• **WHAT THIS TASK INVOLVES**:
Each line of the data that includes "JSON" must be copied.

DATA EXTRACTS START

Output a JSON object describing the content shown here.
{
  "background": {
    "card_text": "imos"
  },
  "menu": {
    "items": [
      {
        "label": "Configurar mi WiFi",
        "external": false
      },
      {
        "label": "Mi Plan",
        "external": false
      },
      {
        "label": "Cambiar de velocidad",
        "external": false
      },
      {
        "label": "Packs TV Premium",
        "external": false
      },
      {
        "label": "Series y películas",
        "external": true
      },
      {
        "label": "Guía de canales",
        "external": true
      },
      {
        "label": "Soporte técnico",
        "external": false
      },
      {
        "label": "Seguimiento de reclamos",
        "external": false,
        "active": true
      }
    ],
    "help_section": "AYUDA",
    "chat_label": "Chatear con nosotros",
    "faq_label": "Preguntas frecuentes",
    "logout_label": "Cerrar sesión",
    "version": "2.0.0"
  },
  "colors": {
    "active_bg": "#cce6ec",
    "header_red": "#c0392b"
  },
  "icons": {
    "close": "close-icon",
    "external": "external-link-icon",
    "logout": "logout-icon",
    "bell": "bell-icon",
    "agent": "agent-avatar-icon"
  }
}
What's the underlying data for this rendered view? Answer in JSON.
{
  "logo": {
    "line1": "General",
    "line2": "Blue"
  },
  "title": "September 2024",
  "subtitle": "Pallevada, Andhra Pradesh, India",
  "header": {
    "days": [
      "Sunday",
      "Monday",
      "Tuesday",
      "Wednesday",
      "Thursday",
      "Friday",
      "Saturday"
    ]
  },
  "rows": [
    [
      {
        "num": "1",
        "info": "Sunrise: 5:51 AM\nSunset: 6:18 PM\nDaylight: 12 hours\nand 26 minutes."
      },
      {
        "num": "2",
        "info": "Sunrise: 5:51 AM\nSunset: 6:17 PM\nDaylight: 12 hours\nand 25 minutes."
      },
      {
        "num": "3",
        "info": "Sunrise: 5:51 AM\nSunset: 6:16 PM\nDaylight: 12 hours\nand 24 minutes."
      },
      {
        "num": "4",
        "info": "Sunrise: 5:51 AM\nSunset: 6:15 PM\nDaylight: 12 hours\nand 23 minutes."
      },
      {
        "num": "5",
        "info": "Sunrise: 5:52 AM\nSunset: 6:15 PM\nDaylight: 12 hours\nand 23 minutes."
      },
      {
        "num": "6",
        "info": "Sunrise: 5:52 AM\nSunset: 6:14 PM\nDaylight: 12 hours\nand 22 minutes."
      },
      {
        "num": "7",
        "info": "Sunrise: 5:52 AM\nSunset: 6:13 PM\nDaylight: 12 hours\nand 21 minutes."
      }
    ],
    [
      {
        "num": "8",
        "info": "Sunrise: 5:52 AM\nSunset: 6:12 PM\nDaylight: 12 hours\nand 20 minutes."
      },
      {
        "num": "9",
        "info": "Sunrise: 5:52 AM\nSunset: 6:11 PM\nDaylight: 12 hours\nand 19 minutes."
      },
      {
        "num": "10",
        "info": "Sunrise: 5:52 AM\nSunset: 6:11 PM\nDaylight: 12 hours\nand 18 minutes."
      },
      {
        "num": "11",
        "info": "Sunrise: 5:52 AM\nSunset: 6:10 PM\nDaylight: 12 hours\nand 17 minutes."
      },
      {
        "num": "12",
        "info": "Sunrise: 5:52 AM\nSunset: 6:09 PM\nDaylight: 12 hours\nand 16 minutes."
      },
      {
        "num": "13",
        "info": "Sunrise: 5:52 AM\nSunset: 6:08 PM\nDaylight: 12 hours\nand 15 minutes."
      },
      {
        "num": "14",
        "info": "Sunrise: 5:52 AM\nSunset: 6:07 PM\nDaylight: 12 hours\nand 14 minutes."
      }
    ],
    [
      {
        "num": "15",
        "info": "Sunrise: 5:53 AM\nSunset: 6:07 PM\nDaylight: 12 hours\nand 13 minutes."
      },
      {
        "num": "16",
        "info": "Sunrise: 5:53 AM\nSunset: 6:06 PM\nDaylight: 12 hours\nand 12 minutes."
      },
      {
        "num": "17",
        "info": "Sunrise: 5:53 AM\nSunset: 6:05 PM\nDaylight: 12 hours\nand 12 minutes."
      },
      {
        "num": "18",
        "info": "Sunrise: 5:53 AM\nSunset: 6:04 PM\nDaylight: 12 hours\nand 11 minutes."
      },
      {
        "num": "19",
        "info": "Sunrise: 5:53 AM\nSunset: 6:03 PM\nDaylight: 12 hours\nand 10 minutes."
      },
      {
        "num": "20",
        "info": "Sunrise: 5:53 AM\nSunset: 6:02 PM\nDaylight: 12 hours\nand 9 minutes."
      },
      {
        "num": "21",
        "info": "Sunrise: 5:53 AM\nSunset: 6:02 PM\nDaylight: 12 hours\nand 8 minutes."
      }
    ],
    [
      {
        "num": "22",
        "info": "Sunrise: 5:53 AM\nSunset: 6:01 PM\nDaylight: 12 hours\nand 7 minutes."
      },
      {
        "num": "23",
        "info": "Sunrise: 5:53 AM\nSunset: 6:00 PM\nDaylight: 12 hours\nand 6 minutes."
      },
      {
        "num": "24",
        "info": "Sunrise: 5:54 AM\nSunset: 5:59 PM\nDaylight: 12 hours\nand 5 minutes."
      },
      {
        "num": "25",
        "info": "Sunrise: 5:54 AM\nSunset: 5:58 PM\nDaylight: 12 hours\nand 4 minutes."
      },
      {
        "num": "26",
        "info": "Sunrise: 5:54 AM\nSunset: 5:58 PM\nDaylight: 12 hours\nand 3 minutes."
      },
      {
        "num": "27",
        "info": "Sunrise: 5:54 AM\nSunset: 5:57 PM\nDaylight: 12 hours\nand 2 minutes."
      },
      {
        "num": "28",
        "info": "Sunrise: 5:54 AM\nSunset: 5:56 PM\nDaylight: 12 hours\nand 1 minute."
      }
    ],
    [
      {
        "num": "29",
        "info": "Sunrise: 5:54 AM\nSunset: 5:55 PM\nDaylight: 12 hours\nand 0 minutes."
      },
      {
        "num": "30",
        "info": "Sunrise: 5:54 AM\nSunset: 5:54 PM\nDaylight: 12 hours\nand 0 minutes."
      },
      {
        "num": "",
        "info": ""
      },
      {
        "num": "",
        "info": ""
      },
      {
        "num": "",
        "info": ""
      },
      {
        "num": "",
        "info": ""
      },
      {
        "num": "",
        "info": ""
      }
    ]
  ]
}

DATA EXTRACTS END

• **REPLY TO THE TASK**:
Output a JSON object describing the content shown here.
What's the underlying data for this rendered view? Answer in JSON.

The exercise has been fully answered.